Clinical question: How effective are multicomponent, nonpharmacological interventions at reducing delirium and preventing poor outcomes?
Background: Delirium is an acute disorder with significant morbidity and mortality. Systemic reviews and clinical guidelines recommend targeted, multicomponent, nonpharmacologic strategies for prevention. The Hospital Elder Life Program (HELP) uses an interdisciplinary team to implement nonpharmacologic interventions, such as reorientation, early mobilization, therapeutic activities, hydration, nutrition, sleep strategies, and hearing and vision adaptation. Trials of nonpharmacological strategies to prevent this disorder have been limited to small-scale studies.
Study design: Systemic literature review and meta-analysis.
Synopsis: Fourteen studies involving 12 unique interventions were identified and results were pooled for meta-analysis, with primary outcomes being incidence and falls. Secondary outcomes were length of stay, institutionalization, and change in functional or cognitive status. Eleven studies were found to have demonstrated significant reductions in delirium incidence (odds ratio [OR], 0.47; 95% CI, 0.38-0.58), with four trials reducing delirium incidence by 44% (OR, 0.56; 95%CI, 0.42-0.76). Four studies demonstrated a significant decrease in the rate of falls (OR, 0.38; 95% CI, 0.25-0.60), with two studies reducing falls by 64% (OR, 0.36; 95% CI, 0.22-0.61). Institutionalization and length of stay did not demonstrate statistical significance between the two groups.
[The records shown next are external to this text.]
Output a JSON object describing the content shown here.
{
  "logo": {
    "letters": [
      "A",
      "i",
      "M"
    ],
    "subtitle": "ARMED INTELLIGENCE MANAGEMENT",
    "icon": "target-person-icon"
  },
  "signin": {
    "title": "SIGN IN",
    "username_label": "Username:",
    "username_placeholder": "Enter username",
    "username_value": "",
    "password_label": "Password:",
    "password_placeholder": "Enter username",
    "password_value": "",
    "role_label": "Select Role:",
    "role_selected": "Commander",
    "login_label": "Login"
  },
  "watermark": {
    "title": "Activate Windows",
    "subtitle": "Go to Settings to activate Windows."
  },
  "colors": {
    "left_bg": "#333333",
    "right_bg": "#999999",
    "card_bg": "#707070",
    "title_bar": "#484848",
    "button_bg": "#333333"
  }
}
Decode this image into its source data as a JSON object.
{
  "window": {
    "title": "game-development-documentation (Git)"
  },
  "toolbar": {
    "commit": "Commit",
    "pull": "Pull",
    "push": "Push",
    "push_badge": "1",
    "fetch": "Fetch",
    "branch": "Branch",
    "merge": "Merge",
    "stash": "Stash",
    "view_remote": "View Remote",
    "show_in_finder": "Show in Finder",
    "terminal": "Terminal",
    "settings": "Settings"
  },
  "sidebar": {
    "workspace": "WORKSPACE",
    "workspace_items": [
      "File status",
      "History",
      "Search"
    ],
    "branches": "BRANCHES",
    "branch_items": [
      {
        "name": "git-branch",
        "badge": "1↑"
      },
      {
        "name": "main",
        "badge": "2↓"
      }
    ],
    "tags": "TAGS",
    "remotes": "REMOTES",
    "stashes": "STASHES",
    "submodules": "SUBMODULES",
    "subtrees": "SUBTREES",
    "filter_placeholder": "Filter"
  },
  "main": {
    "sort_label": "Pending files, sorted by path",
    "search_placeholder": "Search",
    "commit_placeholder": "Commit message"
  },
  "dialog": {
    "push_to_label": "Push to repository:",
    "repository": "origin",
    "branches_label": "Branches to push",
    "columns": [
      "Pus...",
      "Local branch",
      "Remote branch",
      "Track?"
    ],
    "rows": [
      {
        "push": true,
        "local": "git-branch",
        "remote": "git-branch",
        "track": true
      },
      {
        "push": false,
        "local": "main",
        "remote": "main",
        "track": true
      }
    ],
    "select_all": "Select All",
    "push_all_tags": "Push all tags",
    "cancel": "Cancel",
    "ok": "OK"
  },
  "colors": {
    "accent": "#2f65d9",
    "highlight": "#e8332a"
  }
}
Bottom line: Multicomponent, nonpharmacological delirium prevention interventions were found to be effective in decreasing the occurrence of both delirium and falls during hospitalization in older persons.
Citation: Hshieh TT, Yue J, Oh E, et al. Effectiveness of multicomponent nonpharmacological delirium interventions. JAMA. 2015;175(4):512-520.